What the task asks:
Please report how many lines of the following entries hold the word "ArtistId", giving the number alone.

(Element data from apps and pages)

/---

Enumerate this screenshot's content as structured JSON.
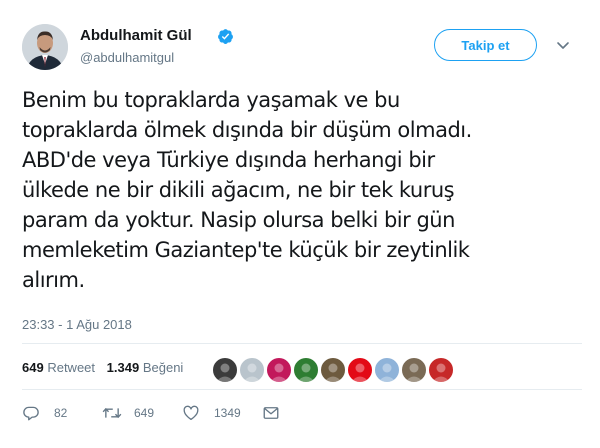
{
  "author": {
    "name": "Abdulhamit Gül",
    "handle": "@abdulhamitgul",
    "verified": true
  },
  "follow_button": {
    "label": "Takip et"
  },
  "tweet": {
    "lines": [
      "Benim bu topraklarda yaşamak ve bu",
      "topraklarda ölmek dışında bir düşüm olmadı.",
      "ABD'de veya Türkiye dışında herhangi bir",
      "ülkede ne bir dikili ağacım, ne bir tek kuruş",
      "param da yoktur. Nasip olursa belki bir gün",
      "memleketim Gaziantep'te küçük bir zeytinlik",
      "alırım."
    ],
    "timestamp": "23:33 - 1 Ağu 2018"
  },
  "stats": {
    "retweet_count": "649",
    "retweet_label": "Retweet",
    "like_count": "1.349",
    "like_label": "Beğeni"
  },
  "likers": [
    {
      "color": "#3b3b3b"
    },
    {
      "color": "#b9c4cc"
    },
    {
      "color": "#c2185b"
    },
    {
      "color": "#2e7d32"
    },
    {
      "color": "#6d5a3e"
    },
    {
      "color": "#e30a17"
    },
    {
      "color": "#8fb3d9"
    },
    {
      "color": "#7a6a55"
    },
    {
      "color": "#c62828"
    }
  ],
  "actions": {
    "reply_count": "82",
    "retweet_count": "649",
    "like_count": "1349"
  },
  "colors": {
    "accent": "#1da1f2",
    "secondary_text": "#657786",
    "divider": "#e6ecf0"
  }
}
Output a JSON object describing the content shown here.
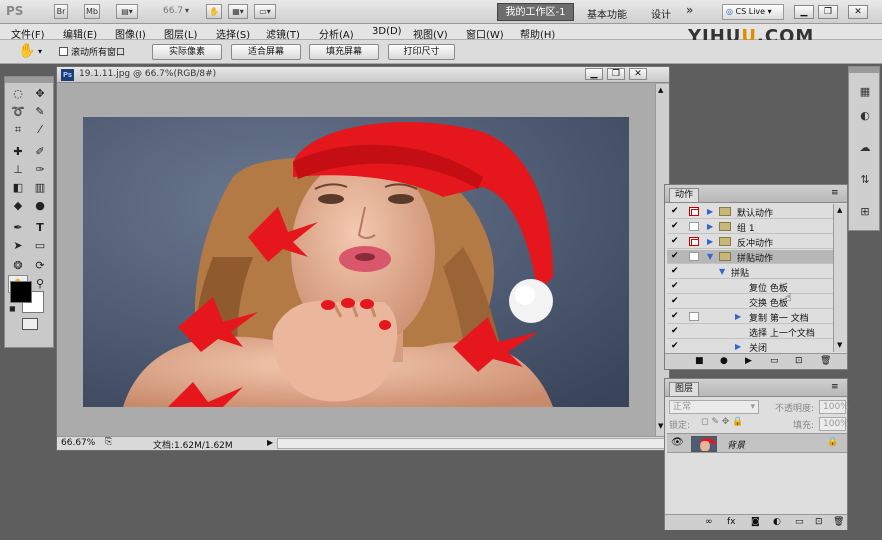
{
  "app": {
    "logo_text": "PS",
    "zoom": "66.7",
    "workspaces": [
      "我的工作区-1",
      "基本功能",
      "设计"
    ],
    "more": "»",
    "cslive": "CS Live"
  },
  "menu": [
    "文件(F)",
    "编辑(E)",
    "图像(I)",
    "图层(L)",
    "选择(S)",
    "滤镜(T)",
    "分析(A)",
    "3D(D)",
    "视图(V)",
    "窗口(W)",
    "帮助(H)"
  ],
  "watermark": {
    "part1": "YIHU",
    "part2": "U",
    "part3": ".COM"
  },
  "options": {
    "scroll_all": "滚动所有窗口",
    "buttons": [
      "实际像素",
      "适合屏幕",
      "填充屏幕",
      "打印尺寸"
    ]
  },
  "document": {
    "title": "19.1.11.jpg @ 66.7%(RGB/8#)",
    "zoom": "66.67%",
    "doc_size": "文档:1.62M/1.62M"
  },
  "actions_panel": {
    "tab": "动作",
    "rows": [
      {
        "label": "默认动作",
        "type": "set",
        "dialog": "red",
        "selected": false
      },
      {
        "label": "组 1",
        "type": "set",
        "dialog": "plain",
        "selected": false
      },
      {
        "label": "反冲动作",
        "type": "set",
        "dialog": "red",
        "selected": false
      },
      {
        "label": "拼贴动作",
        "type": "set-open",
        "dialog": "plain",
        "selected": true
      },
      {
        "label": "拼贴",
        "type": "action-open",
        "dialog": "none",
        "selected": false
      },
      {
        "label": "复位 色板",
        "type": "step",
        "dialog": "none",
        "selected": false
      },
      {
        "label": "交换 色板",
        "type": "step",
        "dialog": "none",
        "selected": false
      },
      {
        "label": "复制 第一 文档",
        "type": "step-tri",
        "dialog": "plain",
        "selected": false
      },
      {
        "label": "选择 上一个文档",
        "type": "step",
        "dialog": "none",
        "selected": false
      },
      {
        "label": "关闭",
        "type": "step-tri",
        "dialog": "none",
        "selected": false
      },
      {
        "label": "...",
        "type": "step-tri",
        "dialog": "none",
        "selected": false
      }
    ]
  },
  "layers_panel": {
    "tab": "图层",
    "blend_mode": "正常",
    "opacity_label": "不透明度:",
    "opacity_value": "100%",
    "lock_label": "锁定:",
    "fill_label": "填充:",
    "fill_value": "100%",
    "layer_name": "背景"
  },
  "colors": {
    "accent_hat": "#e5161c",
    "canvas_bg": "#4e5c73",
    "skin": "#e9b49a",
    "hair": "#b47a46"
  }
}
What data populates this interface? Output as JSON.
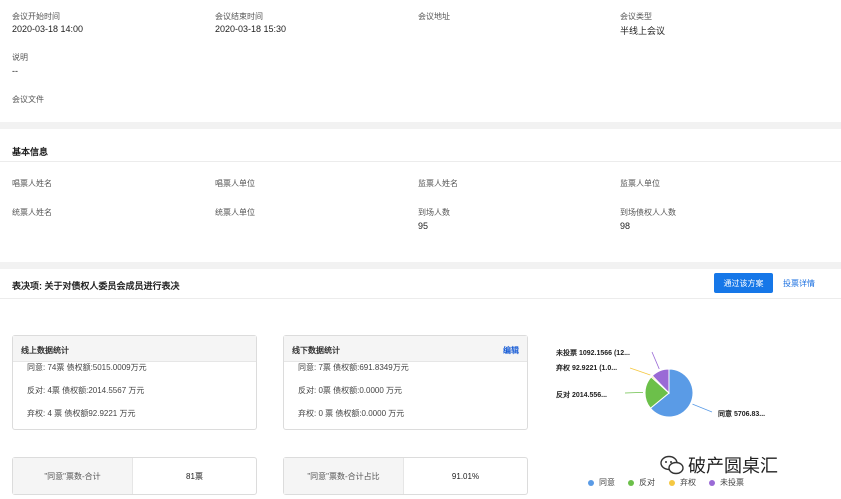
{
  "meeting": {
    "start_label": "会议开始时间",
    "start_value": "2020-03-18 14:00",
    "end_label": "会议结束时间",
    "end_value": "2020-03-18 15:30",
    "address_label": "会议地址",
    "type_label": "会议类型",
    "type_value": "半线上会议",
    "desc_label": "说明",
    "desc_value": "--",
    "file_label": "会议文件"
  },
  "basic": {
    "title": "基本信息",
    "fields": {
      "caller_name": "唱票人姓名",
      "caller_unit": "唱票人单位",
      "supervisor_name": "监票人姓名",
      "supervisor_unit": "监票人单位",
      "counter_name": "统票人姓名",
      "counter_unit": "统票人单位",
      "attendees_label": "到场人数",
      "attendees_value": "95",
      "creditor_attendees_label": "到场债权人人数",
      "creditor_attendees_value": "98"
    }
  },
  "resolution": {
    "title": "表决项: 关于对债权人委员会成员进行表决",
    "pass_button": "通过该方案",
    "detail_link": "投票详情"
  },
  "online_card": {
    "title": "线上数据统计",
    "agree": "同意: 74票 债权额:5015.0009万元",
    "oppose": "反对: 4票 债权额:2014.5567 万元",
    "abstain": "弃权: 4 票 债权额92.9221 万元"
  },
  "offline_card": {
    "title": "线下数据统计",
    "edit": "编辑",
    "agree": "同意: 7票 债权额:691.8349万元",
    "oppose": "反对: 0票 债权额:0.0000 万元",
    "abstain": "弃权: 0 票 债权额:0.0000 万元"
  },
  "summary": {
    "total_label": "\"同意\"票数-合计",
    "total_value": "81票",
    "ratio_label": "\"同意\"票数-合计占比",
    "ratio_value": "91.01%"
  },
  "chart_data": {
    "type": "pie",
    "slices": [
      {
        "name": "同意",
        "value": 5706.83,
        "label": "同意 5706.83...",
        "color": "#5a9be6"
      },
      {
        "name": "反对",
        "value": 2014.556,
        "label": "反对 2014.556...",
        "color": "#6cc04a"
      },
      {
        "name": "弃权",
        "value": 92.9221,
        "label": "弃权 92.9221 (1.0...",
        "color": "#f5c842"
      },
      {
        "name": "未投票",
        "value": 1092.1566,
        "label": "未投票 1092.1566 (12...",
        "color": "#9a6ad6"
      }
    ],
    "legend": [
      "同意",
      "反对",
      "弃权",
      "未投票"
    ],
    "legend_position": "bottom"
  },
  "watermark": "破产圆桌汇"
}
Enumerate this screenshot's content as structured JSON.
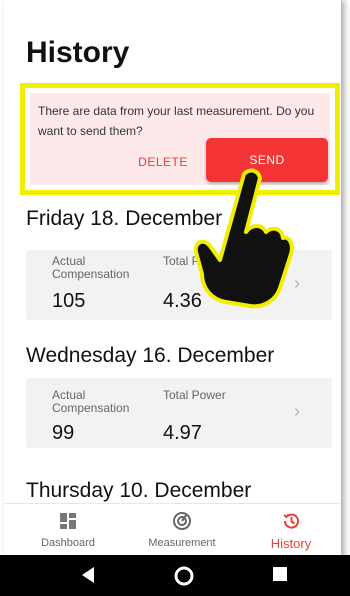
{
  "header": {
    "title": "History"
  },
  "banner": {
    "message": "There are data from your last measurement. Do you want to send them?",
    "delete_label": "DELETE",
    "send_label": "SEND"
  },
  "entries": [
    {
      "date": "Friday 18. December",
      "comp_label": "Actual Compensation",
      "power_label": "Total Power",
      "comp_value": "105",
      "power_value": "4.36"
    },
    {
      "date": "Wednesday 16. December",
      "comp_label": "Actual Compensation",
      "power_label": "Total Power",
      "comp_value": "99",
      "power_value": "4.97"
    },
    {
      "date": "Thursday 10. December"
    }
  ],
  "nav": {
    "items": [
      {
        "label": "Dashboard",
        "icon": "dashboard-icon"
      },
      {
        "label": "Measurement",
        "icon": "measurement-icon"
      },
      {
        "label": "History",
        "icon": "history-icon",
        "active": true
      }
    ]
  },
  "system_nav": {
    "back": "back-icon",
    "home": "home-icon",
    "recents": "recents-icon"
  },
  "colors": {
    "accent": "#f43434",
    "highlight": "#f2ee00",
    "banner_bg": "#fde9e9",
    "card_bg": "#f2f2f4"
  }
}
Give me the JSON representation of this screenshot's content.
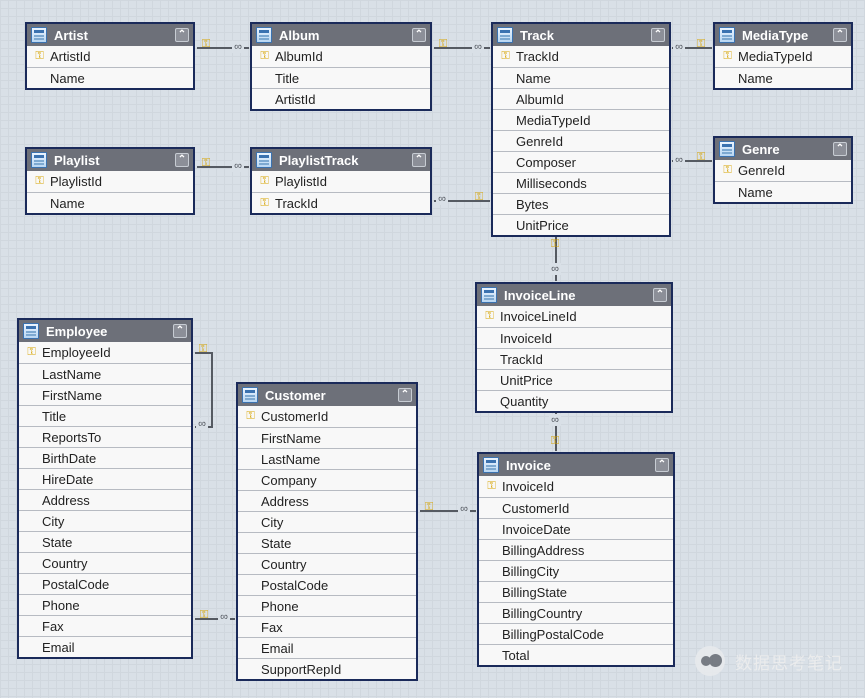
{
  "tables": {
    "artist": {
      "title": "Artist",
      "pk": [
        "ArtistId"
      ],
      "cols": [
        "ArtistId",
        "Name"
      ]
    },
    "album": {
      "title": "Album",
      "pk": [
        "AlbumId"
      ],
      "cols": [
        "AlbumId",
        "Title",
        "ArtistId"
      ]
    },
    "track": {
      "title": "Track",
      "pk": [
        "TrackId"
      ],
      "cols": [
        "TrackId",
        "Name",
        "AlbumId",
        "MediaTypeId",
        "GenreId",
        "Composer",
        "Milliseconds",
        "Bytes",
        "UnitPrice"
      ]
    },
    "mediatype": {
      "title": "MediaType",
      "pk": [
        "MediaTypeId"
      ],
      "cols": [
        "MediaTypeId",
        "Name"
      ]
    },
    "genre": {
      "title": "Genre",
      "pk": [
        "GenreId"
      ],
      "cols": [
        "GenreId",
        "Name"
      ]
    },
    "playlist": {
      "title": "Playlist",
      "pk": [
        "PlaylistId"
      ],
      "cols": [
        "PlaylistId",
        "Name"
      ]
    },
    "playlisttrack": {
      "title": "PlaylistTrack",
      "pk": [
        "PlaylistId",
        "TrackId"
      ],
      "cols": [
        "PlaylistId",
        "TrackId"
      ]
    },
    "invoiceline": {
      "title": "InvoiceLine",
      "pk": [
        "InvoiceLineId"
      ],
      "cols": [
        "InvoiceLineId",
        "InvoiceId",
        "TrackId",
        "UnitPrice",
        "Quantity"
      ]
    },
    "invoice": {
      "title": "Invoice",
      "pk": [
        "InvoiceId"
      ],
      "cols": [
        "InvoiceId",
        "CustomerId",
        "InvoiceDate",
        "BillingAddress",
        "BillingCity",
        "BillingState",
        "BillingCountry",
        "BillingPostalCode",
        "Total"
      ]
    },
    "customer": {
      "title": "Customer",
      "pk": [
        "CustomerId"
      ],
      "cols": [
        "CustomerId",
        "FirstName",
        "LastName",
        "Company",
        "Address",
        "City",
        "State",
        "Country",
        "PostalCode",
        "Phone",
        "Fax",
        "Email",
        "SupportRepId"
      ]
    },
    "employee": {
      "title": "Employee",
      "pk": [
        "EmployeeId"
      ],
      "cols": [
        "EmployeeId",
        "LastName",
        "FirstName",
        "Title",
        "ReportsTo",
        "BirthDate",
        "HireDate",
        "Address",
        "City",
        "State",
        "Country",
        "PostalCode",
        "Phone",
        "Fax",
        "Email"
      ]
    }
  },
  "relationships": [
    {
      "from": "album.ArtistId",
      "to": "artist.ArtistId"
    },
    {
      "from": "track.AlbumId",
      "to": "album.AlbumId"
    },
    {
      "from": "track.MediaTypeId",
      "to": "mediatype.MediaTypeId"
    },
    {
      "from": "track.GenreId",
      "to": "genre.GenreId"
    },
    {
      "from": "playlisttrack.PlaylistId",
      "to": "playlist.PlaylistId"
    },
    {
      "from": "playlisttrack.TrackId",
      "to": "track.TrackId"
    },
    {
      "from": "invoiceline.TrackId",
      "to": "track.TrackId"
    },
    {
      "from": "invoiceline.InvoiceId",
      "to": "invoice.InvoiceId"
    },
    {
      "from": "invoice.CustomerId",
      "to": "customer.CustomerId"
    },
    {
      "from": "customer.SupportRepId",
      "to": "employee.EmployeeId"
    },
    {
      "from": "employee.ReportsTo",
      "to": "employee.EmployeeId"
    }
  ],
  "watermark": "数据思考笔记"
}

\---

Completed exercise:
5